Provided information =
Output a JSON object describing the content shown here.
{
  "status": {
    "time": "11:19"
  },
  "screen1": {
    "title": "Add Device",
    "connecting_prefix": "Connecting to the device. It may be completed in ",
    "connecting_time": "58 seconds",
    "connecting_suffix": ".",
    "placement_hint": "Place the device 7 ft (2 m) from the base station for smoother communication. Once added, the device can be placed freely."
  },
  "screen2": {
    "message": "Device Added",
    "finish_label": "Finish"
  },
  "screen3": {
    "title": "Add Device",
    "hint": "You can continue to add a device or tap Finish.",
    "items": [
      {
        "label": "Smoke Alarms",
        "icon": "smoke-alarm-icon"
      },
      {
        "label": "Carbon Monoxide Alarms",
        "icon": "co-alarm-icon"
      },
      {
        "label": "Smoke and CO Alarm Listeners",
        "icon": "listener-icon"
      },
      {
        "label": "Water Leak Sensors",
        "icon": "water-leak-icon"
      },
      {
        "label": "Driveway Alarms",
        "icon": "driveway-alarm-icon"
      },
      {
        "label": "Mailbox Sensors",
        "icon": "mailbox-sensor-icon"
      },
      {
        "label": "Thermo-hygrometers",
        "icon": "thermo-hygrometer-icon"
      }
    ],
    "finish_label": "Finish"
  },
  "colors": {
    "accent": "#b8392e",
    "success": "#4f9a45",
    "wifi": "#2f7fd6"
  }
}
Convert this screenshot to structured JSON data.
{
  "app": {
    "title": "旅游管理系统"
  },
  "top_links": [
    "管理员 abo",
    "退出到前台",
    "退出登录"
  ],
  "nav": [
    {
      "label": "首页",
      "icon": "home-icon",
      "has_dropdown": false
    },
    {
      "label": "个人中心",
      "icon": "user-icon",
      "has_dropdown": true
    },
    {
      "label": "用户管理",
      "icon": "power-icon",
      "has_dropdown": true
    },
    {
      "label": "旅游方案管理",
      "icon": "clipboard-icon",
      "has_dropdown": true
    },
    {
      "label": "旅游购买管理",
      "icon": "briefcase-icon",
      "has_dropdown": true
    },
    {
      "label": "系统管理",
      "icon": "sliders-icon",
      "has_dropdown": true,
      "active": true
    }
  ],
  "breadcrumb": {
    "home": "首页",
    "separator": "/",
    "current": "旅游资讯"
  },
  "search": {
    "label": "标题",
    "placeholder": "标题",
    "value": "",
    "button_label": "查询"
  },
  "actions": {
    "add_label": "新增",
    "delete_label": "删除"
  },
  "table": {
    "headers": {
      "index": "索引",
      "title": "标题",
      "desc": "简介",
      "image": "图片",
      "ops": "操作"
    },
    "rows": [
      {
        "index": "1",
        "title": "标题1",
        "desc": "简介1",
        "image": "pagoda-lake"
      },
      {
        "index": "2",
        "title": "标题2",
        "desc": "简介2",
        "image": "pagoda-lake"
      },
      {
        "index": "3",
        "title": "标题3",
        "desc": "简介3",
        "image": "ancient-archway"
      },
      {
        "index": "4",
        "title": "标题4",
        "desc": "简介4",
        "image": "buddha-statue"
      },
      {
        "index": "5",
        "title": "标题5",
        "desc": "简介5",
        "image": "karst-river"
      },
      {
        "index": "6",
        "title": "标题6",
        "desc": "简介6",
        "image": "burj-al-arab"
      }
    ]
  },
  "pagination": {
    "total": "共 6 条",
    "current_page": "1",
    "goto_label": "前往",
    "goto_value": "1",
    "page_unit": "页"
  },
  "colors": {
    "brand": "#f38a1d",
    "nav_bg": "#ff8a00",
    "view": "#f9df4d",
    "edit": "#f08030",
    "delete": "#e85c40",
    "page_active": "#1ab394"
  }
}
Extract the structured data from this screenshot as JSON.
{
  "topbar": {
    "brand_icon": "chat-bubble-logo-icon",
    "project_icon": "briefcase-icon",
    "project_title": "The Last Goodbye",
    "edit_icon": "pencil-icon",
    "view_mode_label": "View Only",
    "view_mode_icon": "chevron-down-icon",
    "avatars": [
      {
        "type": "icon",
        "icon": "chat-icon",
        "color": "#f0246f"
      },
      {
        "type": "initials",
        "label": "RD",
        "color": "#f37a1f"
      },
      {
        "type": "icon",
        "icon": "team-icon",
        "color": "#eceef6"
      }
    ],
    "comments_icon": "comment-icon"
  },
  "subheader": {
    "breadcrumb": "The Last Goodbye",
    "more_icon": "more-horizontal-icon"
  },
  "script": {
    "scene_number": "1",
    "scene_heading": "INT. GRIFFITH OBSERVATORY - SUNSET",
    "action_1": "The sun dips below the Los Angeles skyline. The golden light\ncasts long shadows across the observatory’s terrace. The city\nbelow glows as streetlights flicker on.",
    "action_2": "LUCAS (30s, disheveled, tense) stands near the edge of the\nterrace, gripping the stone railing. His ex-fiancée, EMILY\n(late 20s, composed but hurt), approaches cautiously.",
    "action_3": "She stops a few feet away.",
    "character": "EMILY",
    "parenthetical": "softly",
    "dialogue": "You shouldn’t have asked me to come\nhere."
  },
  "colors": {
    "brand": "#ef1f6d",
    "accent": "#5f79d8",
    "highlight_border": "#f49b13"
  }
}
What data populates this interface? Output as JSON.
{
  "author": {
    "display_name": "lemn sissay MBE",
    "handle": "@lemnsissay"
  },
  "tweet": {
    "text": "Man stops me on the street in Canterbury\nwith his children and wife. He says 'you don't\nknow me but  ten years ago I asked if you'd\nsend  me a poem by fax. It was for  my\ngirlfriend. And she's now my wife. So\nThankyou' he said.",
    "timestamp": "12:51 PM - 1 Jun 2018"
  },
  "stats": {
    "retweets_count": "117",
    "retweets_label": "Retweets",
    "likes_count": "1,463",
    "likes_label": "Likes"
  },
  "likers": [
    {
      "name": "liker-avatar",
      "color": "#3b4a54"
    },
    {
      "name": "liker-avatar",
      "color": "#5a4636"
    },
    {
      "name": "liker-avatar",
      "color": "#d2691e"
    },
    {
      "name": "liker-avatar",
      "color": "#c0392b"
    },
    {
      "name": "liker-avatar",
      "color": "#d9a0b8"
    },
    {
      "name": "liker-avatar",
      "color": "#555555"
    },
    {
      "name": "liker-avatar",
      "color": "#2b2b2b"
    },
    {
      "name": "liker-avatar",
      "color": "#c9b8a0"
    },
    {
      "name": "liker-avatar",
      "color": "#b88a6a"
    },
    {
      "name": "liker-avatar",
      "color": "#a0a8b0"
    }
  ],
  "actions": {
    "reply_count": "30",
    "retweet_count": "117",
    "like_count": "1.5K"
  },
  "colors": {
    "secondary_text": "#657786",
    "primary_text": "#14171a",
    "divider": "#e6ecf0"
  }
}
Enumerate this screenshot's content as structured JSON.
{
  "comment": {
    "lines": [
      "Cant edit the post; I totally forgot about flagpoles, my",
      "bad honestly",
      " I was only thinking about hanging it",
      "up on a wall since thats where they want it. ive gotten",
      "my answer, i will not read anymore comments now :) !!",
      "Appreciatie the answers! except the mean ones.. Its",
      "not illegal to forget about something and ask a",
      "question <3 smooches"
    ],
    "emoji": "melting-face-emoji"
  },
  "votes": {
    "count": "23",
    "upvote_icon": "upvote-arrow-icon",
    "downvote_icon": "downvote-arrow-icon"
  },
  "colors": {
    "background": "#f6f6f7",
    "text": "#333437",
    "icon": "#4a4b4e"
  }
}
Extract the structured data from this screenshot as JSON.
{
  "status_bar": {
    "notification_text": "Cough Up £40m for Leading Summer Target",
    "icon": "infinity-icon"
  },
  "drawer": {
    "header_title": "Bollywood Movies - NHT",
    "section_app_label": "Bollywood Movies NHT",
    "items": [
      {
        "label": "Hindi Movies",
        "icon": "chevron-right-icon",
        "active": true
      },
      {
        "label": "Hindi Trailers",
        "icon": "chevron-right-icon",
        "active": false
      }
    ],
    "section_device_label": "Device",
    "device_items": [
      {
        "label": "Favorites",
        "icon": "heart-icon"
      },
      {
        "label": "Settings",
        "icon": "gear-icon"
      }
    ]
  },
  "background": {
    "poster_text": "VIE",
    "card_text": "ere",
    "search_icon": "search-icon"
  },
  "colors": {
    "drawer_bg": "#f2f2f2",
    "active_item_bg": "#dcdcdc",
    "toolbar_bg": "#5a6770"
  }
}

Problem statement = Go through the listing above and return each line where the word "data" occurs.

Your solution =
Convert this screenshot to structured JSON data.
Extract the structured data from this screenshot as JSON.
What data populates this interface? Output as JSON.
Extract the structured data from this screenshot as JSON.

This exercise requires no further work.